• DIRECTIONS FOR THIS TASK:
For every line of the records below that holds "elasticsearch", add one. Give only the final total.

• DATA EXCERPTS:
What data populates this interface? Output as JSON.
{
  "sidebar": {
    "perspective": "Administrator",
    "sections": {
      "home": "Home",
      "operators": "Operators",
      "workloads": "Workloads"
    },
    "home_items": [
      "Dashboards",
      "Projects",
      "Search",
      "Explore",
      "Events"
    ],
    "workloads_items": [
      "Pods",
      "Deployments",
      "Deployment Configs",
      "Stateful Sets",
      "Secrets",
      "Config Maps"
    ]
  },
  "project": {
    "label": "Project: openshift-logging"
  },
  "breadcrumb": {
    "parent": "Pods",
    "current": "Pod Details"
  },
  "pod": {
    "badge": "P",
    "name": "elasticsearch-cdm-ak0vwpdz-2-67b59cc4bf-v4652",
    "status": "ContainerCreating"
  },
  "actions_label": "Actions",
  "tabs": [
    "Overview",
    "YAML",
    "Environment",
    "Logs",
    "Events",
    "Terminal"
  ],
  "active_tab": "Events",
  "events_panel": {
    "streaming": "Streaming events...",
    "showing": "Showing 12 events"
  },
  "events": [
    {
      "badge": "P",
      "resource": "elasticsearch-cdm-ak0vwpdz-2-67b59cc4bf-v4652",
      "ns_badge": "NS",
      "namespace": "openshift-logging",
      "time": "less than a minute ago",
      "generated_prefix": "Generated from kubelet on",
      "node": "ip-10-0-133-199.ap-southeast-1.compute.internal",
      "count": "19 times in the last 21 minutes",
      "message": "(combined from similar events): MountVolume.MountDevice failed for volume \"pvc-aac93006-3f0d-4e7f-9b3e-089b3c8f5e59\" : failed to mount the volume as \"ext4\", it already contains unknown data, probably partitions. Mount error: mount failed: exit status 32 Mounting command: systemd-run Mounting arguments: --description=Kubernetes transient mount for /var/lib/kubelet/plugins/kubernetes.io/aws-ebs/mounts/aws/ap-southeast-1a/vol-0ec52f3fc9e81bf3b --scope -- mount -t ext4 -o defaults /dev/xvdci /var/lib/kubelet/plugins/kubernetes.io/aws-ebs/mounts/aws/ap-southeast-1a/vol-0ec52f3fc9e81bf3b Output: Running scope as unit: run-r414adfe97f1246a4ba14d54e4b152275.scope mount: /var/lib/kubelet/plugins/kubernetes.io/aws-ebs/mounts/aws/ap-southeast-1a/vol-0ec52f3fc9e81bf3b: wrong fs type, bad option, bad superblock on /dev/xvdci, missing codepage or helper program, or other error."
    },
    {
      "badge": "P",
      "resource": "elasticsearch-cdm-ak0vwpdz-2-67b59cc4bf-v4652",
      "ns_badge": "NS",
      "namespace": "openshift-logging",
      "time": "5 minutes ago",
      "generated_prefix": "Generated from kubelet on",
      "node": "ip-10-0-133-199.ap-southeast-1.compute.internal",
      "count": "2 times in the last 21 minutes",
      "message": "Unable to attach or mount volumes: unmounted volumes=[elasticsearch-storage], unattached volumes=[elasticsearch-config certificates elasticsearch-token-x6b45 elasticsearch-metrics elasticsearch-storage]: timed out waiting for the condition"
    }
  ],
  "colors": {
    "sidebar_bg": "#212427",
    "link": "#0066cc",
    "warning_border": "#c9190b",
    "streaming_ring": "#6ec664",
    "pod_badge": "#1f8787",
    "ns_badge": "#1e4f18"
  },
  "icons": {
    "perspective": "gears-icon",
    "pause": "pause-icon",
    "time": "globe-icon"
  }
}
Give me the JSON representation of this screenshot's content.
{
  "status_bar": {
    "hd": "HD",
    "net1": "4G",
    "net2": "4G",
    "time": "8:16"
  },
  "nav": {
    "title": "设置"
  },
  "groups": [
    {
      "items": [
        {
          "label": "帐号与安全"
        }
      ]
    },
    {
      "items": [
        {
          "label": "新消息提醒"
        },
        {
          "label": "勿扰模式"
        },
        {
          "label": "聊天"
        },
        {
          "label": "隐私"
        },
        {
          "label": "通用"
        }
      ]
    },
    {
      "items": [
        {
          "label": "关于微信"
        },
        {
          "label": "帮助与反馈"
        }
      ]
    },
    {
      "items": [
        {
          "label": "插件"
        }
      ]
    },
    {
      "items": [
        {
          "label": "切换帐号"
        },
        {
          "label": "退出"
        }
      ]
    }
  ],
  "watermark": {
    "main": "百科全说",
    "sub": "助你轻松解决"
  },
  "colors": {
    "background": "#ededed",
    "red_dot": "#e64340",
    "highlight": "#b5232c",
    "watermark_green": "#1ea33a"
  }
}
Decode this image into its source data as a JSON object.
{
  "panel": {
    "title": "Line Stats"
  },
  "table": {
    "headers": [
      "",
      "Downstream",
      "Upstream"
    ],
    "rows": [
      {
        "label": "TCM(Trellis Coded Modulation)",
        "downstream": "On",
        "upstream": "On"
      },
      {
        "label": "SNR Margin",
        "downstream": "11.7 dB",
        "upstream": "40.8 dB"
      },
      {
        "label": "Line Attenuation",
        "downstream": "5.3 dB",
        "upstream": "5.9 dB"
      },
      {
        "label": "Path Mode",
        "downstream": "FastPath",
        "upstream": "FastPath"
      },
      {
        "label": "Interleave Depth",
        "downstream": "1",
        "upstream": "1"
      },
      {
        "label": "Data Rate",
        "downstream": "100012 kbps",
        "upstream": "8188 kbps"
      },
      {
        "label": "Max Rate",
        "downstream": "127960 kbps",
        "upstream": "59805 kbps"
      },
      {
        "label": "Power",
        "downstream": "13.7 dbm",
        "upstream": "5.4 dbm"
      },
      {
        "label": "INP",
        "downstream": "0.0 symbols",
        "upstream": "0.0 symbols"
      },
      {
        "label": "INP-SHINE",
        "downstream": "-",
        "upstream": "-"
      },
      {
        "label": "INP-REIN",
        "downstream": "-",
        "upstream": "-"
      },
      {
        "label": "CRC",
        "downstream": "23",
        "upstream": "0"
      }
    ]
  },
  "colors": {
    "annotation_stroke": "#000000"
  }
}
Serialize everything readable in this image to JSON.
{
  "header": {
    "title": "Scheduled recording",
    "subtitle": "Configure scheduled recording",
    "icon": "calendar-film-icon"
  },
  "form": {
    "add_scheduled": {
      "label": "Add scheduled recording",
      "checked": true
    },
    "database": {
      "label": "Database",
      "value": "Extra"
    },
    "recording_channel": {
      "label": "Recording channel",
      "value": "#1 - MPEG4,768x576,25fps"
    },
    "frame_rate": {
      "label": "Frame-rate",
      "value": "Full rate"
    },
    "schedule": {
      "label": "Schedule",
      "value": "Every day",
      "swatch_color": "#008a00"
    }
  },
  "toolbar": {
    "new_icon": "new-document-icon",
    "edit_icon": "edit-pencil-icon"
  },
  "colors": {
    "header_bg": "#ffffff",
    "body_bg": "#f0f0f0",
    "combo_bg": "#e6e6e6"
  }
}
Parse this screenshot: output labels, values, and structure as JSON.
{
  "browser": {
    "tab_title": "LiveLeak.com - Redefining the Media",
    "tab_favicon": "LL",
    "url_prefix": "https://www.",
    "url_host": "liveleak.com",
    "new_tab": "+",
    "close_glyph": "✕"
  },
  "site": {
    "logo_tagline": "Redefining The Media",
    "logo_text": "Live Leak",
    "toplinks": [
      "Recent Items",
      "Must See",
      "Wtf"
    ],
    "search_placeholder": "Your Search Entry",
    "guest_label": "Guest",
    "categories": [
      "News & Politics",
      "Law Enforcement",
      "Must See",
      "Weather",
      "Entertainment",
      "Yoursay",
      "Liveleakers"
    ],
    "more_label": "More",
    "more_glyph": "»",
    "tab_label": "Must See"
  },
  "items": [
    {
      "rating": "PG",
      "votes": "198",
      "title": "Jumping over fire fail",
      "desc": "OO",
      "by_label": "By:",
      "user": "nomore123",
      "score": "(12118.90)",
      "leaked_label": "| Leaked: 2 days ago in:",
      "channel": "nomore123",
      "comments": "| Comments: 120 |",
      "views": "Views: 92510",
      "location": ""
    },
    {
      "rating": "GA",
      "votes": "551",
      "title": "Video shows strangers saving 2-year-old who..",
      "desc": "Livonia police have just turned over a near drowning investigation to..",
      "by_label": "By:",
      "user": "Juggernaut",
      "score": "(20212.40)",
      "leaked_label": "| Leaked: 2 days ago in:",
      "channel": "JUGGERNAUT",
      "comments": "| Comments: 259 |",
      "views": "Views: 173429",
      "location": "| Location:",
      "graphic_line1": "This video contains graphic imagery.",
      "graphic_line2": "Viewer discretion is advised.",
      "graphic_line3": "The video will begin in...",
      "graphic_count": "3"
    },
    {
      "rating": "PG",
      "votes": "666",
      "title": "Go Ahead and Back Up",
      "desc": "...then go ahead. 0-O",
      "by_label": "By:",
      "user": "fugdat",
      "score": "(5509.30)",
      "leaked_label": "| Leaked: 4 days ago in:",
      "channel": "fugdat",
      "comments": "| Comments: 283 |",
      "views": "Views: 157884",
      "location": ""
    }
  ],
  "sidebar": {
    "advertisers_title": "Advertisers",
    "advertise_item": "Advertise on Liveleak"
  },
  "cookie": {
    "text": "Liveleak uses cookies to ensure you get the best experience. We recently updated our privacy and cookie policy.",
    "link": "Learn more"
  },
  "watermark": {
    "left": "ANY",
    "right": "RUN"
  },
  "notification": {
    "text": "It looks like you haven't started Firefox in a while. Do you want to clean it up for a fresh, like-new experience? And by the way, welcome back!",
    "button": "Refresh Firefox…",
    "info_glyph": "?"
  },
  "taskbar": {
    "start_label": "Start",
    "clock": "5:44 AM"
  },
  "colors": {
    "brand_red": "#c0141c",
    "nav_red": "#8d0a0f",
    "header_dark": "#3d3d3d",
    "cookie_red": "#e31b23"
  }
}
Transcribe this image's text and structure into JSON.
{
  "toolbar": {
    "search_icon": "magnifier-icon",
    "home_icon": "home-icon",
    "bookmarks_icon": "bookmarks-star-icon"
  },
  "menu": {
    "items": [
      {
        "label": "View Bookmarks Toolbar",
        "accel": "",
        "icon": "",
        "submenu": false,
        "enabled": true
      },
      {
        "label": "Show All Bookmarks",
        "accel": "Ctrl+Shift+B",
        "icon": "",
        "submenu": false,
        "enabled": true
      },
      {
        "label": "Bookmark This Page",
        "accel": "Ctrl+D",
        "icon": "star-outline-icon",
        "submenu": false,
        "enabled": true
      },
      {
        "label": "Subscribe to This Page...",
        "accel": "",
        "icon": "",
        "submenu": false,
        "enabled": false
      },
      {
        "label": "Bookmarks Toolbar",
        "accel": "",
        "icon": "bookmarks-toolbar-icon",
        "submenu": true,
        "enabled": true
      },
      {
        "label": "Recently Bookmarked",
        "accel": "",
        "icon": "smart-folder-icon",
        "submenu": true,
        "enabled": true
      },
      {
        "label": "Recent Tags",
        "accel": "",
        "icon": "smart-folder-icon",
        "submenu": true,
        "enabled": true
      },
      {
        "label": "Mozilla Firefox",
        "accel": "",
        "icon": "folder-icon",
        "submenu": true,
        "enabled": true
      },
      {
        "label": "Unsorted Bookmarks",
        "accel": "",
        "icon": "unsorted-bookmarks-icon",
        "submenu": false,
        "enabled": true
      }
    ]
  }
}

• OUTPUT:
4